He served several missions for the Church—three to the Scandinavian Mission, two to the Eastern States Mission, one to the British Mission, one to the Southern States Mission, and one to the Danish Mission. He presided over the Danish Mission from January 1909 to July 1912.

In 1886, Jenson began working part-time for the Church of Jesus Christ. His assignments included conducting interviews and gathering photographs, historic documents, and other documentation during a trip to historic Church sites in the eastern United States. He also gathered similar documents from various stakes and missions throughout the church, which led to the writing of a manuscript history for each ward and stake. Jenson was appointed as a full-time Assistant Church Historian in 1897.

During his time in the Church Historian's office, Jenson was a prolific writer, presenting the history of the Latter-day Saints from an orthodox perspective. He was also a remarkable archivist of historical material and continued to collect records and diaries for the Church Historian's office. He compiled the four-volume Latter-day Saint Biographical Encyclopedia and assisted with the compilation of the Journal History of the Church.

He collected all the records he could find concerning the Mountain Meadows massacre. This archive including his own field notes, excerpts of witnesses' diaries, affidavits, newspaper reports, and the transcriptions from the Church's internal investigations. Many participants in the massacre were granted complete confidentiality for the contents of these interview transcriptions.
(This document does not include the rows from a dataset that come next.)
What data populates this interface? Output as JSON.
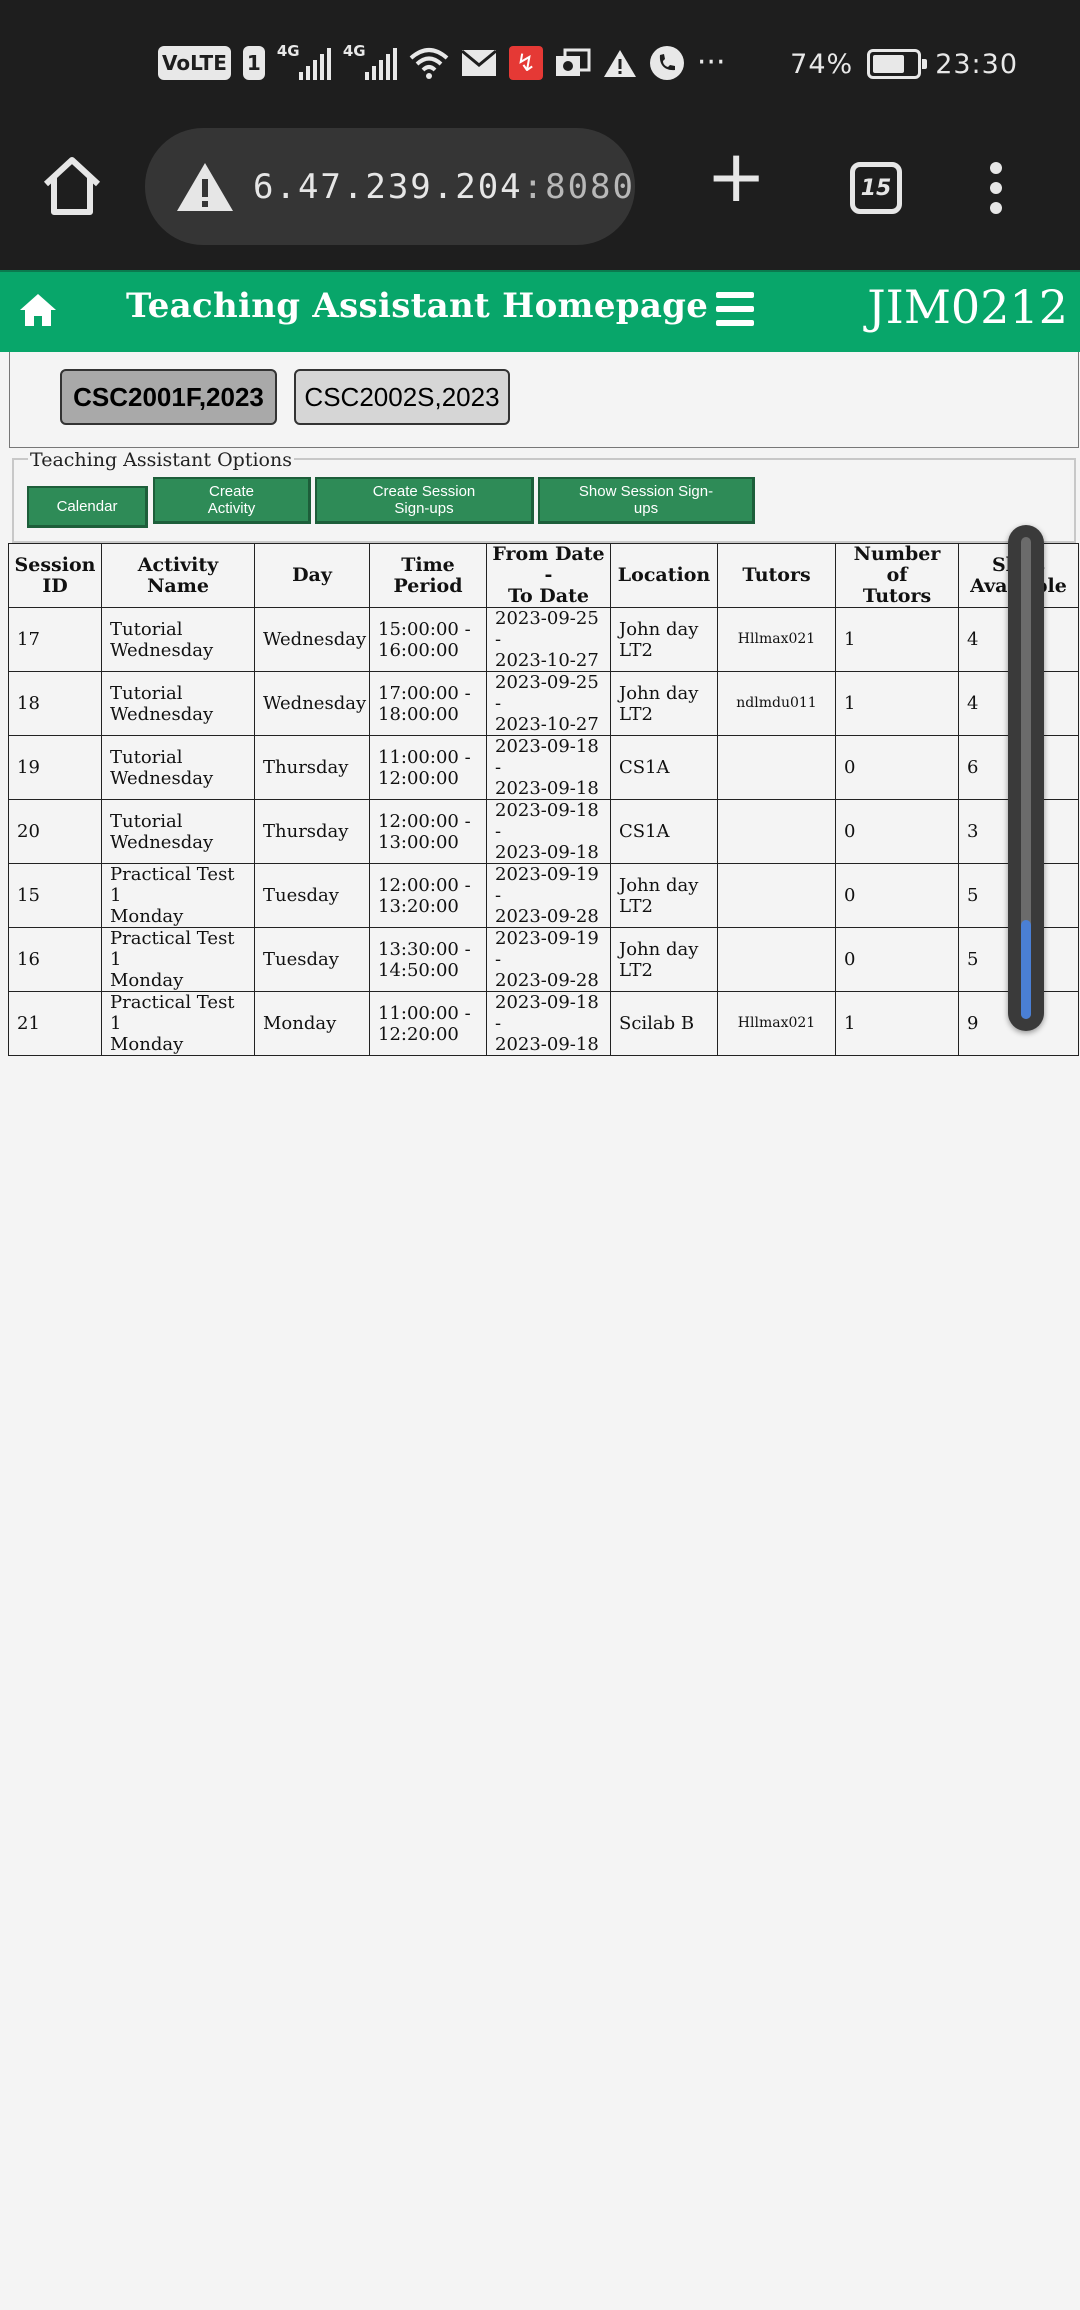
{
  "status_bar": {
    "volte": "VoLTE",
    "sim": "1",
    "net1": "4G",
    "net2": "4G",
    "battery_percent": "74%",
    "battery_level": 0.74,
    "time": "23:30",
    "more": "···",
    "icons": [
      "volte-icon",
      "signal-icon",
      "signal-icon",
      "wifi-icon",
      "mail-icon",
      "alert-app-icon",
      "photo-icon",
      "warning-icon",
      "phone-icon",
      "more-icon"
    ]
  },
  "browser": {
    "url_host": "6.47.239.204",
    "url_port": ":8080",
    "tab_count": "15",
    "icons": [
      "home-icon",
      "insecure-warning-icon",
      "plus-icon",
      "tabs-icon",
      "kebab-menu-icon"
    ]
  },
  "app": {
    "title": "Teaching Assistant Homepage",
    "user": "JIM0212",
    "colors": {
      "header": "#08a66a",
      "button": "#2e8b57"
    }
  },
  "courses": {
    "selected": "CSC2001F,2023",
    "other": "CSC2002S,2023"
  },
  "options": {
    "legend": "Teaching Assistant Options",
    "calendar": "Calendar",
    "create_activity_l1": "Create",
    "create_activity_l2": "Activity",
    "create_signups_l1": "Create Session",
    "create_signups_l2": "Sign-ups",
    "show_signups_l1": "Show Session Sign-",
    "show_signups_l2": "ups"
  },
  "table": {
    "headers": {
      "session_id_l1": "Session",
      "session_id_l2": "ID",
      "activity": "Activity Name",
      "day": "Day",
      "time_l1": "Time",
      "time_l2": "Period",
      "dates_l1": "From Date -",
      "dates_l2": "To Date",
      "location": "Location",
      "tutors": "Tutors",
      "num_l1": "Number of",
      "num_l2": "Tutors",
      "slots_l1": "Slots",
      "slots_l2": "Available"
    },
    "rows": [
      {
        "id": "17",
        "act1": "Tutorial",
        "act2": "Wednesday",
        "day": "Wednesday",
        "t1": "15:00:00 -",
        "t2": "16:00:00",
        "d1": "2023-09-25 -",
        "d2": "2023-10-27",
        "loc1": "John day",
        "loc2": "LT2",
        "tutors": "Hllmax021",
        "num": "1",
        "slots": "4"
      },
      {
        "id": "18",
        "act1": "Tutorial",
        "act2": "Wednesday",
        "day": "Wednesday",
        "t1": "17:00:00 -",
        "t2": "18:00:00",
        "d1": "2023-09-25 -",
        "d2": "2023-10-27",
        "loc1": "John day",
        "loc2": "LT2",
        "tutors": "ndlmdu011",
        "num": "1",
        "slots": "4"
      },
      {
        "id": "19",
        "act1": "Tutorial",
        "act2": "Wednesday",
        "day": "Thursday",
        "t1": "11:00:00 -",
        "t2": "12:00:00",
        "d1": "2023-09-18 -",
        "d2": "2023-09-18",
        "loc1": "CS1A",
        "loc2": "",
        "tutors": "",
        "num": "0",
        "slots": "6"
      },
      {
        "id": "20",
        "act1": "Tutorial",
        "act2": "Wednesday",
        "day": "Thursday",
        "t1": "12:00:00 -",
        "t2": "13:00:00",
        "d1": "2023-09-18 -",
        "d2": "2023-09-18",
        "loc1": "CS1A",
        "loc2": "",
        "tutors": "",
        "num": "0",
        "slots": "3"
      },
      {
        "id": "15",
        "act1": "Practical Test 1",
        "act2": "Monday",
        "day": "Tuesday",
        "t1": "12:00:00 -",
        "t2": "13:20:00",
        "d1": "2023-09-19 -",
        "d2": "2023-09-28",
        "loc1": "John day",
        "loc2": "LT2",
        "tutors": "",
        "num": "0",
        "slots": "5"
      },
      {
        "id": "16",
        "act1": "Practical Test 1",
        "act2": "Monday",
        "day": "Tuesday",
        "t1": "13:30:00 -",
        "t2": "14:50:00",
        "d1": "2023-09-19 -",
        "d2": "2023-09-28",
        "loc1": "John day",
        "loc2": "LT2",
        "tutors": "",
        "num": "0",
        "slots": "5"
      },
      {
        "id": "21",
        "act1": "Practical Test 1",
        "act2": "Monday",
        "day": "Monday",
        "t1": "11:00:00 -",
        "t2": "12:20:00",
        "d1": "2023-09-18 -",
        "d2": "2023-09-18",
        "loc1": "Scilab B",
        "loc2": "",
        "tutors": "Hllmax021",
        "num": "1",
        "slots": "9"
      }
    ]
  },
  "scroll_position": 0.8
}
These files were closed to the public and were not available for use by historians until Latter-day Saint historians Ronald W. WalkerRichard E. Turley Jr., and Glen M. Leonard were granted access and in August 2008 published Massacre at Mountain Meadows through Oxford University Press.